Grant Wood's Family Album

  title={Grant Wood's Family Album},
  author={Sue Taylor},
  journal={American Art},
  pages={48 - 67}
This article departs from the regionalist account of several key works by Grant Wood (1891–1942) to explore how they also relate to the artist’s inner life, especially his feelings (conscious or unconscious) about members of his immediate family. Author Sue Taylor argues that the pictures are informed by Wood’s complex emotions, from the unresolved oedipal guilt he likely experienced following the sudden death of his father in 1901, to intense feelings of sibling rivalry and what one friend… 
1 Citations
Seeds of agribusiness: Grant Wood and the visual culture of grain farming, 1862--1957
This dissertation uses selected works of Grant Wood's art as a touchtone to investigate a broader visual culture surrounding agriculture in America during the late nineteenth and early twentieth

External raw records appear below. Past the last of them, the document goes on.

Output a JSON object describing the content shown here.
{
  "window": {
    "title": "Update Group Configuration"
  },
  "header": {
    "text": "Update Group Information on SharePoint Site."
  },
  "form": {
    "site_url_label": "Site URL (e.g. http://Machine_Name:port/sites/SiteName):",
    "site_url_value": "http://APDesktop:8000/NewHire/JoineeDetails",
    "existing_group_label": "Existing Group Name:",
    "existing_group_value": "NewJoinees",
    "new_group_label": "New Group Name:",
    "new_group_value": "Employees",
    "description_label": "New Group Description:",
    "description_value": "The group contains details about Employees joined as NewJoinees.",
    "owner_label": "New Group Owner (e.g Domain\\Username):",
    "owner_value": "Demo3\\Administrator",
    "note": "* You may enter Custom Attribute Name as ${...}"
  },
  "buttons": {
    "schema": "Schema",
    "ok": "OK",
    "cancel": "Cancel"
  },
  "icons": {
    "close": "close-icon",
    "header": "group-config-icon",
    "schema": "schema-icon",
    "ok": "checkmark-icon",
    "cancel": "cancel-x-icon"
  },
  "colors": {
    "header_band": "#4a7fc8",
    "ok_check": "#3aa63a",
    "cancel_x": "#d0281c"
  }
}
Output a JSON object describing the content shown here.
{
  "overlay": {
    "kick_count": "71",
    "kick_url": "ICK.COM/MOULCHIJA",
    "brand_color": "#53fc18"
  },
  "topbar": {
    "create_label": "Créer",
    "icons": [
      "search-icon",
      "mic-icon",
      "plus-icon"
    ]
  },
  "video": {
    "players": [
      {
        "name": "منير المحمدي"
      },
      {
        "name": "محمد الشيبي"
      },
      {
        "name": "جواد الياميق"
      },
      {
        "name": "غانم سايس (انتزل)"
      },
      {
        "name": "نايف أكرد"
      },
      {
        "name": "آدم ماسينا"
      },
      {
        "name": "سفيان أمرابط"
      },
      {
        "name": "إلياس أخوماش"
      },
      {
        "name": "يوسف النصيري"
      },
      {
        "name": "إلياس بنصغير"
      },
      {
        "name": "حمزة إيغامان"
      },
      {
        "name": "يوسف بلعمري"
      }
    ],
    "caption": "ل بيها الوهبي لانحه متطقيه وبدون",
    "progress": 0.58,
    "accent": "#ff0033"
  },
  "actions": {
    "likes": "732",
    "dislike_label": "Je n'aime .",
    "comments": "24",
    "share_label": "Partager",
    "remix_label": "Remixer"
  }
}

217, that "all of Wood's records and correspondence were given to [him] with the idea that he was to write the official biography
  • The Story of Cedar Rapids
  • 1950
Scooting Back to Anamosa: Grant Wood at the Whitney: A Fresh Look at an American Icon
  • Boston Globe
  • 1930
For Maryville's opposition to representation and fiction, see Rinard and Wood
  • Standard Edition
  • 1923
Artist in Iowa, 207, who describes, 181, Wood's sighting of his mother in the doorway. Donald Kuspit
  • Art in America
Artist in Iowa, 47, and from Nan Wood Graham's scrapbooks and personal correspondence file at the Figge Art Museum, Davenport. For Wood's fondness for his Portrait of
For the report of the presidential assassination, see Rinard and Wood
His sister, Nan Wood Graham (1899 -1990), is also buried in the Weaver section. The two plots adjacent to Maryville's grave went unused and were eventually sold to another family
  • Rebecca (1820 -1908) and Joseph
Iowa Cows Give Grant Wood His Best Thoughts
Iowa Secret
  • Art Digest